*Your instructions*
Scan the material that follows. Copy every line containing the word "progress".

===== Source data =====

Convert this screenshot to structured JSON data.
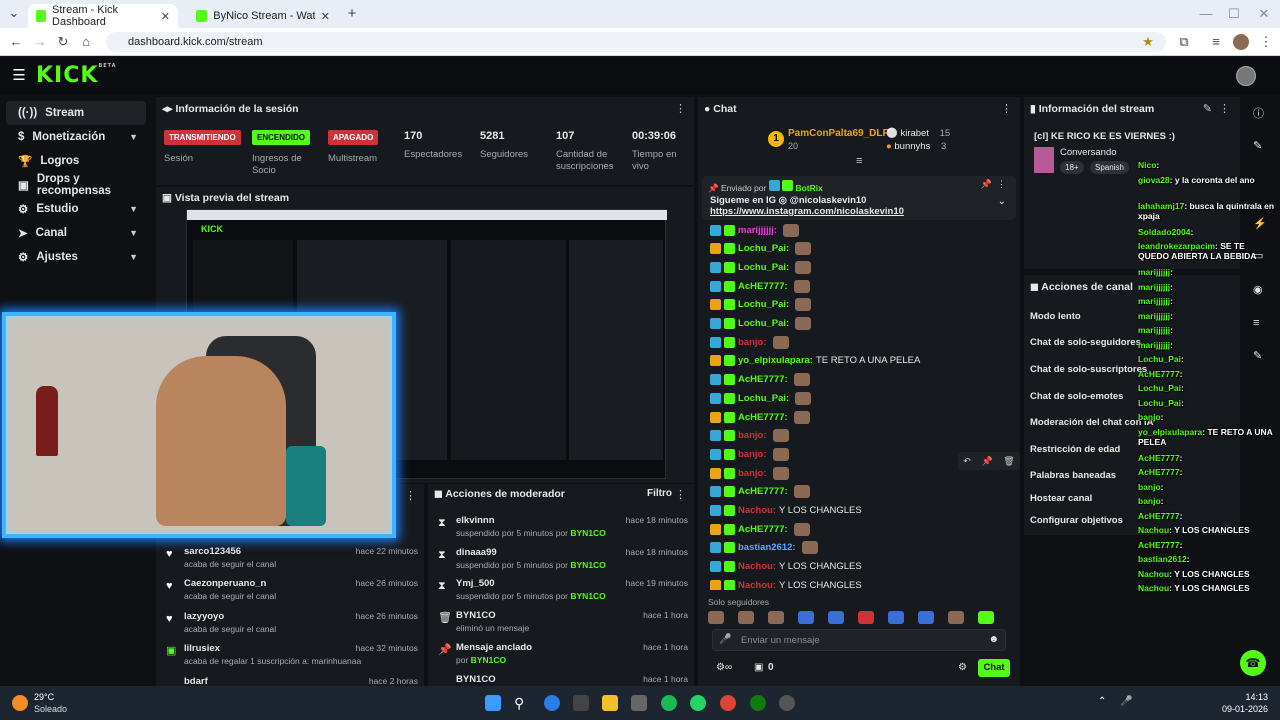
{
  "browser": {
    "tabs": [
      {
        "label": "Stream - Kick Dashboard",
        "active": true
      },
      {
        "label": "ByNico Stream - Watch Live on",
        "active": false
      }
    ],
    "url": "dashboard.kick.com/stream"
  },
  "brand": {
    "logo": "KICK",
    "logo_sup": "BETA",
    "accent": "#53fc18"
  },
  "nav": {
    "items": [
      {
        "label": "Stream",
        "icon": "broadcast-icon",
        "active": true
      },
      {
        "label": "Monetización",
        "icon": "dollar-icon",
        "chevron": true
      },
      {
        "label": "Logros",
        "icon": "trophy-icon"
      },
      {
        "label": "Drops y recompensas",
        "icon": "gift-icon"
      },
      {
        "label": "Estudio",
        "icon": "studio-icon",
        "chevron": true
      },
      {
        "label": "Canal",
        "icon": "channel-icon",
        "chevron": true
      },
      {
        "label": "Ajustes",
        "icon": "gear-icon",
        "chevron": true
      }
    ]
  },
  "session": {
    "title": "Información de la sesión",
    "stats": [
      {
        "badge": "TRANSMITIENDO",
        "badge_color": "#d0323a",
        "label": "Sesión"
      },
      {
        "badge": "ENCENDIDO",
        "badge_color": "#53fc18",
        "label": "Ingresos de Socio"
      },
      {
        "badge": "APAGADO",
        "badge_color": "#d0323a",
        "label": "Multistream"
      },
      {
        "value": "170",
        "label": "Espectadores"
      },
      {
        "value": "5281",
        "label": "Seguidores"
      },
      {
        "value": "107",
        "label": "Cantidad de suscripciones"
      },
      {
        "value": "00:39:06",
        "label": "Tiempo en vivo"
      }
    ]
  },
  "preview": {
    "title": "Vista previa del stream"
  },
  "activity": {
    "items": [
      {
        "user": "sarco123456",
        "action": "acaba de seguir el canal",
        "time": "hace 22 minutos"
      },
      {
        "user": "Caezonperuano_n",
        "action": "acaba de seguir el canal",
        "time": "hace 26 minutos"
      },
      {
        "user": "lazyyoyo",
        "action": "acaba de seguir el canal",
        "time": "hace 26 minutos"
      },
      {
        "user": "lilrusiex",
        "action": "acaba de regalar 1 suscripción a: marinhuanaa",
        "time": "hace 32 minutos"
      },
      {
        "user": "bdarf",
        "action": "",
        "time": "hace 2 horas"
      }
    ]
  },
  "mod_actions": {
    "title": "Acciones de moderador",
    "filter": "Filtro",
    "items": [
      {
        "user": "elkvinnn",
        "action": "suspendido por 5 minutos por",
        "by": "BYN1CO",
        "time": "hace 18 minutos"
      },
      {
        "user": "dinaaa99",
        "action": "suspendido por 5 minutos por",
        "by": "BYN1CO",
        "time": "hace 18 minutos"
      },
      {
        "user": "Ymj_500",
        "action": "suspendido por 5 minutos por",
        "by": "BYN1CO",
        "time": "hace 19 minutos"
      },
      {
        "user": "BYN1CO",
        "action": "eliminó un mensaje",
        "by": "",
        "time": "hace 1 hora"
      },
      {
        "user": "Mensaje anclado",
        "action": "por",
        "by": "BYN1CO",
        "time": "hace 1 hora"
      },
      {
        "user": "BYN1CO",
        "action": "",
        "by": "",
        "time": "hace 1 hora"
      }
    ]
  },
  "chat": {
    "title": "Chat",
    "top_gifter": {
      "name": "PamConPalta69_DLFR",
      "count": "20"
    },
    "gifters": [
      {
        "name": "kirabet",
        "count": "15"
      },
      {
        "name": "bunnyhs",
        "count": "3"
      }
    ],
    "pinned": {
      "sent_by_label": "Enviado por",
      "sender": "BotRix",
      "line1": "Sigueme en IG",
      "handle": "@nicolaskevin10",
      "link": "https://www.instagram.com/nicolaskevin10"
    },
    "messages": [
      {
        "user": "marijjjjjj:",
        "text": "",
        "color": "pink"
      },
      {
        "user": "Lochu_Pai:",
        "text": "",
        "color": "green"
      },
      {
        "user": "Lochu_Pai:",
        "text": "",
        "color": "green"
      },
      {
        "user": "AcHE7777:",
        "text": "",
        "color": "green"
      },
      {
        "user": "Lochu_Pai:",
        "text": "",
        "color": "green"
      },
      {
        "user": "Lochu_Pai:",
        "text": "",
        "color": "green"
      },
      {
        "user": "banjo:",
        "text": "",
        "color": "red"
      },
      {
        "user": "yo_elpixulapara:",
        "text": "TE RETO A UNA PELEA",
        "color": "green"
      },
      {
        "user": "AcHE7777:",
        "text": "",
        "color": "green"
      },
      {
        "user": "Lochu_Pai:",
        "text": "",
        "color": "green"
      },
      {
        "user": "AcHE7777:",
        "text": "",
        "color": "green"
      },
      {
        "user": "banjo:",
        "text": "",
        "color": "red"
      },
      {
        "user": "banjo:",
        "text": "",
        "color": "red"
      },
      {
        "user": "banjo:",
        "text": "",
        "color": "red"
      },
      {
        "user": "AcHE7777:",
        "text": "",
        "color": "green"
      },
      {
        "user": "Nachou:",
        "text": "Y LOS CHANGLES",
        "color": "red"
      },
      {
        "user": "AcHE7777:",
        "text": "",
        "color": "green"
      },
      {
        "user": "bastian2612:",
        "text": "",
        "color": "blue"
      },
      {
        "user": "Nachou:",
        "text": "Y LOS CHANGLES",
        "color": "red"
      },
      {
        "user": "Nachou:",
        "text": "Y LOS CHANGLES",
        "color": "red"
      }
    ],
    "followers_only": "Solo seguidores",
    "input_placeholder": "Enviar un mensaje",
    "viewer_count": "0",
    "send_label": "Chat"
  },
  "stream_info": {
    "title": "Información del stream",
    "stream_title": "[cl] KE RICO KE ES VIERNES :)",
    "category": "Conversando",
    "tags": [
      "18+",
      "Spanish"
    ]
  },
  "channel_actions": {
    "title": "Acciones de canal",
    "items": [
      "Modo lento",
      "Chat de solo-seguidores",
      "Chat de solo-suscriptores",
      "Chat de solo-emotes",
      "Moderación del chat con IA",
      "Restricción de edad",
      "Palabras baneadas",
      "Hostear canal",
      "Configurar objetivos"
    ]
  },
  "overlay_chat": [
    {
      "user": "Nico",
      "text": ""
    },
    {
      "user": "giova28",
      "text": "y la coronta del ano"
    },
    {
      "user": "lahahamj17",
      "text": "busca la quintrala en xpaja"
    },
    {
      "user": "Soldado2004",
      "text": ""
    },
    {
      "user": "leandrokezarpacim",
      "text": "SE TE QUEDO ABIERTA LA BEBIDA"
    },
    {
      "user": "marijjjjjj",
      "text": ""
    },
    {
      "user": "marijjjjjj",
      "text": ""
    },
    {
      "user": "marijjjjjj",
      "text": ""
    },
    {
      "user": "marijjjjjj",
      "text": ""
    },
    {
      "user": "marijjjjjj",
      "text": ""
    },
    {
      "user": "marijjjjjj",
      "text": ""
    },
    {
      "user": "Lochu_Pai",
      "text": ""
    },
    {
      "user": "AcHE7777",
      "text": ""
    },
    {
      "user": "Lochu_Pai",
      "text": ""
    },
    {
      "user": "Lochu_Pai",
      "text": ""
    },
    {
      "user": "banjo",
      "text": ""
    },
    {
      "user": "yo_elpixulapara",
      "text": "TE RETO A UNA PELEA"
    },
    {
      "user": "AcHE7777",
      "text": ""
    },
    {
      "user": "AcHE7777",
      "text": ""
    },
    {
      "user": "banjo",
      "text": ""
    },
    {
      "user": "banjo",
      "text": ""
    },
    {
      "user": "AcHE7777",
      "text": ""
    },
    {
      "user": "Nachou",
      "text": "Y LOS CHANGLES"
    },
    {
      "user": "AcHE7777",
      "text": ""
    },
    {
      "user": "bastian2612",
      "text": ""
    },
    {
      "user": "Nachou",
      "text": "Y LOS CHANGLES"
    },
    {
      "user": "Nachou",
      "text": "Y LOS CHANGLES"
    }
  ],
  "taskbar": {
    "weather_temp": "29°C",
    "weather_desc": "Soleado",
    "time": "14:13",
    "date": "09-01-2026"
  }
}
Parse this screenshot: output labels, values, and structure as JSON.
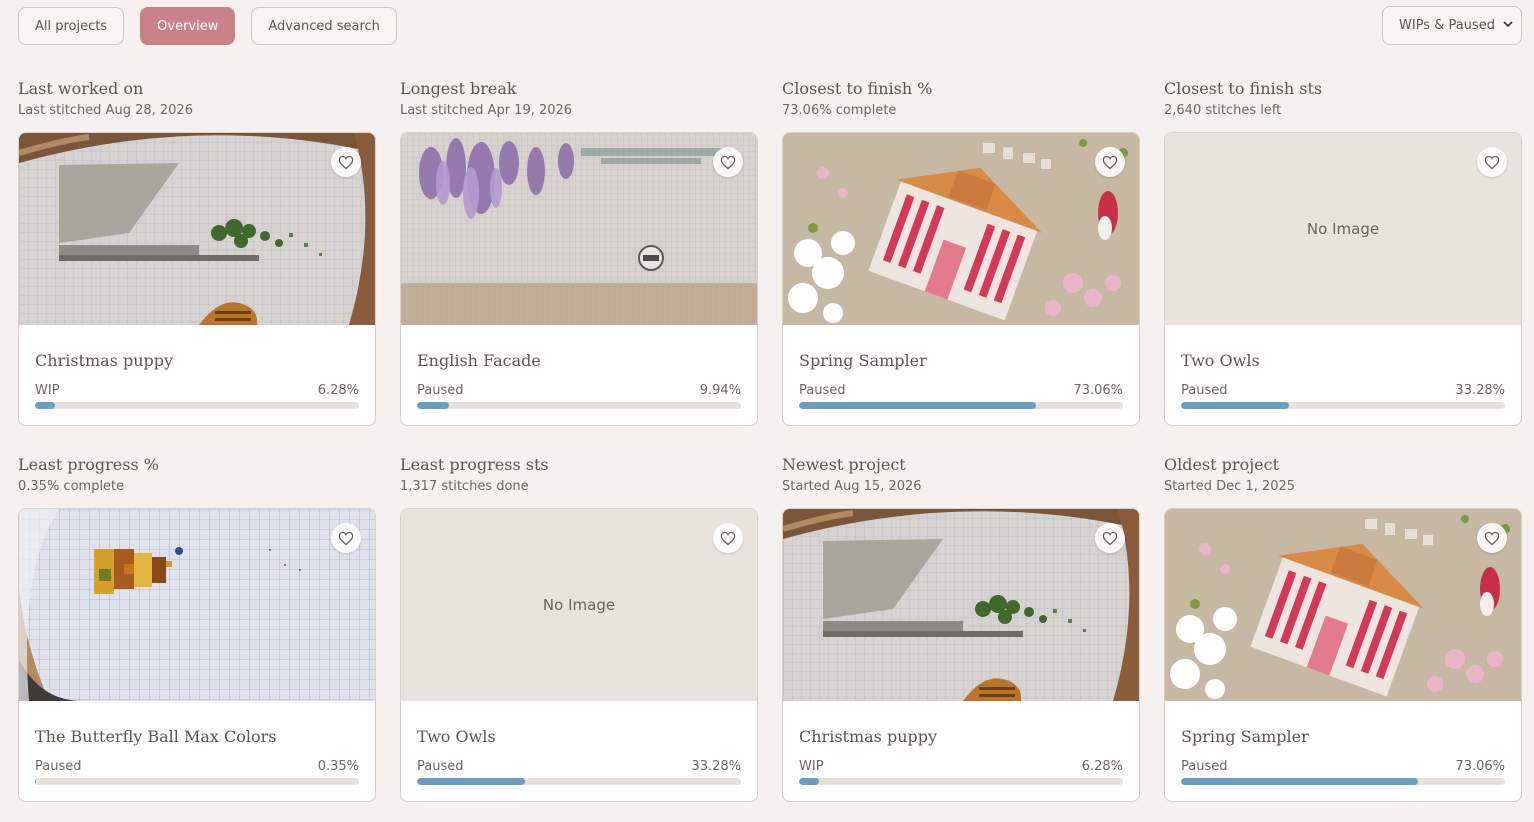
{
  "nav": {
    "tabs": [
      {
        "label": "All projects",
        "active": false
      },
      {
        "label": "Overview",
        "active": true
      },
      {
        "label": "Advanced search",
        "active": false
      }
    ]
  },
  "filter": {
    "selected": "WIPs & Paused"
  },
  "colors": {
    "accent": "#c98288",
    "progress": "#6b9fbf",
    "background": "#f6f1ee"
  },
  "sections": [
    {
      "title": "Last worked on",
      "subtitle": "Last stitched Aug 28, 2026",
      "project": {
        "name": "Christmas puppy",
        "status": "WIP",
        "percent_label": "6.28%",
        "progress": 6.28,
        "image": "hoop-landscape"
      }
    },
    {
      "title": "Longest break",
      "subtitle": "Last stitched Apr 19, 2026",
      "project": {
        "name": "English Facade",
        "status": "Paused",
        "percent_label": "9.94%",
        "progress": 9.94,
        "image": "wisteria"
      }
    },
    {
      "title": "Closest to finish %",
      "subtitle": "73.06% complete",
      "project": {
        "name": "Spring Sampler",
        "status": "Paused",
        "percent_label": "73.06%",
        "progress": 73.06,
        "image": "spring-house"
      }
    },
    {
      "title": "Closest to finish sts",
      "subtitle": "2,640 stitches left",
      "project": {
        "name": "Two Owls",
        "status": "Paused",
        "percent_label": "33.28%",
        "progress": 33.28,
        "image": "none",
        "no_image_text": "No Image"
      }
    },
    {
      "title": "Least progress %",
      "subtitle": "0.35% complete",
      "project": {
        "name": "The Butterfly Ball Max Colors",
        "status": "Paused",
        "percent_label": "0.35%",
        "progress": 0.35,
        "image": "butterfly"
      }
    },
    {
      "title": "Least progress sts",
      "subtitle": "1,317 stitches done",
      "project": {
        "name": "Two Owls",
        "status": "Paused",
        "percent_label": "33.28%",
        "progress": 33.28,
        "image": "none",
        "no_image_text": "No Image"
      }
    },
    {
      "title": "Newest project",
      "subtitle": "Started Aug 15, 2026",
      "project": {
        "name": "Christmas puppy",
        "status": "WIP",
        "percent_label": "6.28%",
        "progress": 6.28,
        "image": "hoop-landscape"
      }
    },
    {
      "title": "Oldest project",
      "subtitle": "Started Dec 1, 2025",
      "project": {
        "name": "Spring Sampler",
        "status": "Paused",
        "percent_label": "73.06%",
        "progress": 73.06,
        "image": "spring-house"
      }
    }
  ]
}
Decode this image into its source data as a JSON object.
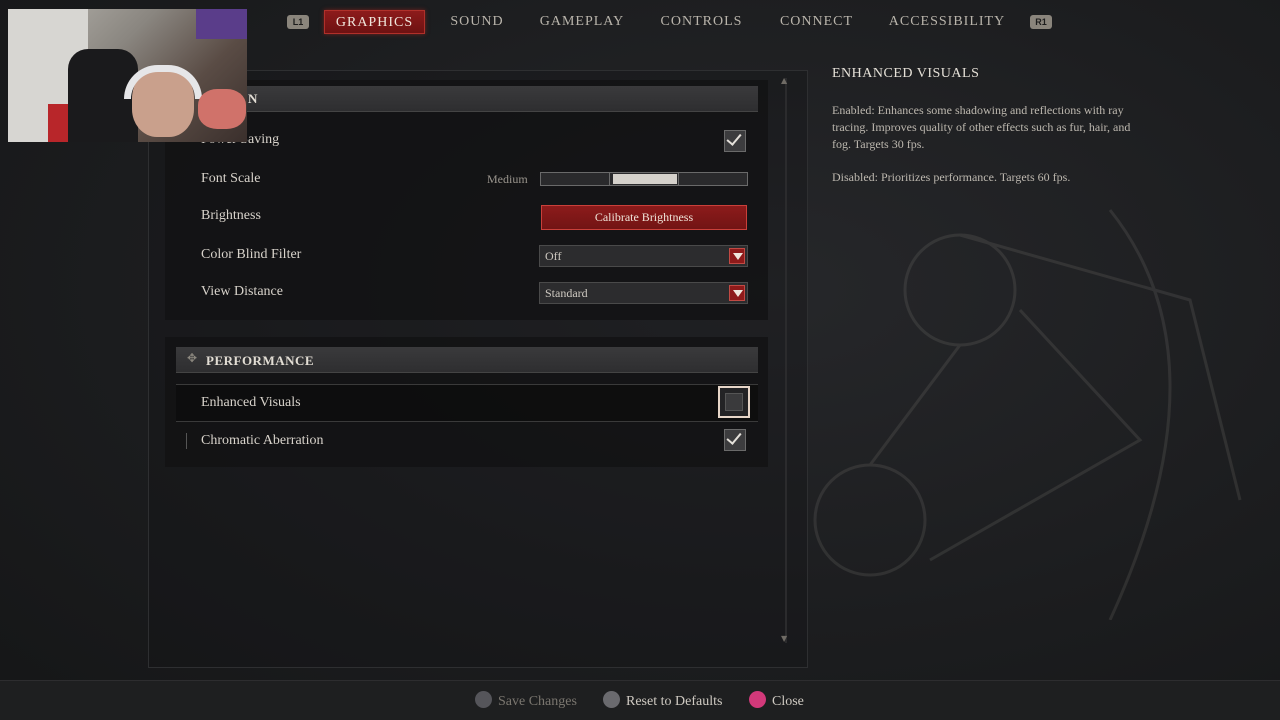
{
  "nav": {
    "left_bumper": "L1",
    "right_bumper": "R1",
    "tabs": [
      {
        "label": "GRAPHICS",
        "active": true
      },
      {
        "label": "SOUND",
        "active": false
      },
      {
        "label": "GAMEPLAY",
        "active": false
      },
      {
        "label": "CONTROLS",
        "active": false
      },
      {
        "label": "CONNECT",
        "active": false
      },
      {
        "label": "ACCESSIBILITY",
        "active": false
      }
    ]
  },
  "display_section": {
    "title_visible": "N",
    "rows": {
      "power_saving": {
        "label": "Power Saving",
        "checked": true
      },
      "font_scale": {
        "label": "Font Scale",
        "value": "Medium"
      },
      "brightness": {
        "label": "Brightness",
        "button": "Calibrate Brightness"
      },
      "color_blind": {
        "label": "Color Blind Filter",
        "value": "Off"
      },
      "view_distance": {
        "label": "View Distance",
        "value": "Standard"
      }
    }
  },
  "performance_section": {
    "title": "PERFORMANCE",
    "rows": {
      "enhanced_visuals": {
        "label": "Enhanced Visuals",
        "checked": false
      },
      "chromatic_aberration": {
        "label": "Chromatic Aberration",
        "checked": true
      }
    }
  },
  "info": {
    "title": "ENHANCED VISUALS",
    "enabled": "Enabled: Enhances some shadowing and reflections with ray tracing. Improves quality of other effects such as fur, hair, and fog. Targets 30 fps.",
    "disabled": "Disabled: Prioritizes performance. Targets 60 fps."
  },
  "bottom": {
    "save": "Save Changes",
    "reset": "Reset to Defaults",
    "close": "Close"
  },
  "colors": {
    "accent_red": "#8d1b1b",
    "triangle": "#5a5a5c",
    "circle": "#d2397a"
  }
}
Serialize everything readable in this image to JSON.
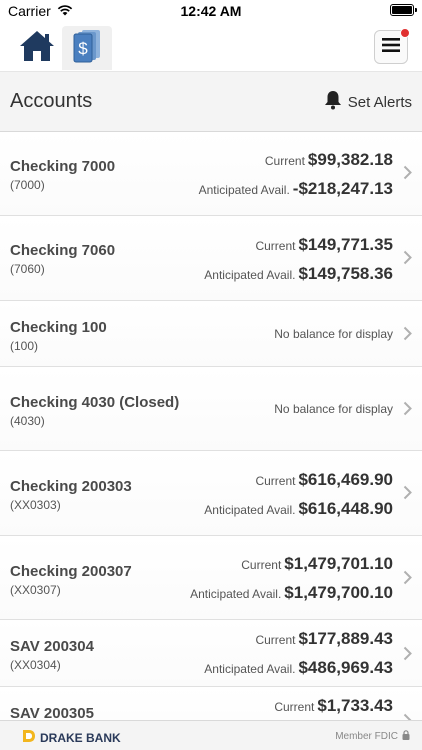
{
  "status_bar": {
    "carrier": "Carrier",
    "time": "12:42 AM"
  },
  "nav": {
    "home_icon": "home-icon",
    "accounts_icon": "dollar-cards-icon",
    "menu_icon": "hamburger-menu-icon",
    "notification_color": "#e03030"
  },
  "header": {
    "title": "Accounts",
    "set_alerts_label": "Set Alerts"
  },
  "accounts": [
    {
      "name": "Checking 7000",
      "number": "(7000)",
      "current_label": "Current",
      "current": "$99,382.18",
      "avail_label": "Anticipated Avail.",
      "avail": "-$218,247.13"
    },
    {
      "name": "Checking 7060",
      "number": "(7060)",
      "current_label": "Current",
      "current": "$149,771.35",
      "avail_label": "Anticipated Avail.",
      "avail": "$149,758.36"
    },
    {
      "name": "Checking 100",
      "number": "(100)",
      "no_balance": "No balance for display"
    },
    {
      "name": "Checking 4030 (Closed)",
      "number": "(4030)",
      "no_balance": "No balance for display"
    },
    {
      "name": "Checking 200303",
      "number": "(XX0303)",
      "current_label": "Current",
      "current": "$616,469.90",
      "avail_label": "Anticipated Avail.",
      "avail": "$616,448.90"
    },
    {
      "name": "Checking 200307",
      "number": "(XX0307)",
      "current_label": "Current",
      "current": "$1,479,701.10",
      "avail_label": "Anticipated Avail.",
      "avail": "$1,479,700.10"
    },
    {
      "name": "SAV 200304",
      "number": "(XX0304)",
      "current_label": "Current",
      "current": "$177,889.43",
      "avail_label": "Anticipated Avail.",
      "avail": "$486,969.43"
    },
    {
      "name": "SAV 200305",
      "number": "",
      "current_label": "Current",
      "current": "$1,733.43",
      "avail_label": "",
      "avail": ""
    }
  ],
  "footer": {
    "brand": "DRAKE BANK",
    "brand_color": "#f2b61e",
    "fdic": "Member FDIC"
  }
}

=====

*Exercise solution*
    "progress": "#6b9fbf",
        "progress": 6.28,
        "progress": 9.94,
        "progress": 73.06,
        "progress": 33.28,
      "title": "Least progress %",
        "progress": 0.35,
      "title": "Least progress sts",
        "progress": 33.28,
        "progress": 6.28,
        "progress": 73.06,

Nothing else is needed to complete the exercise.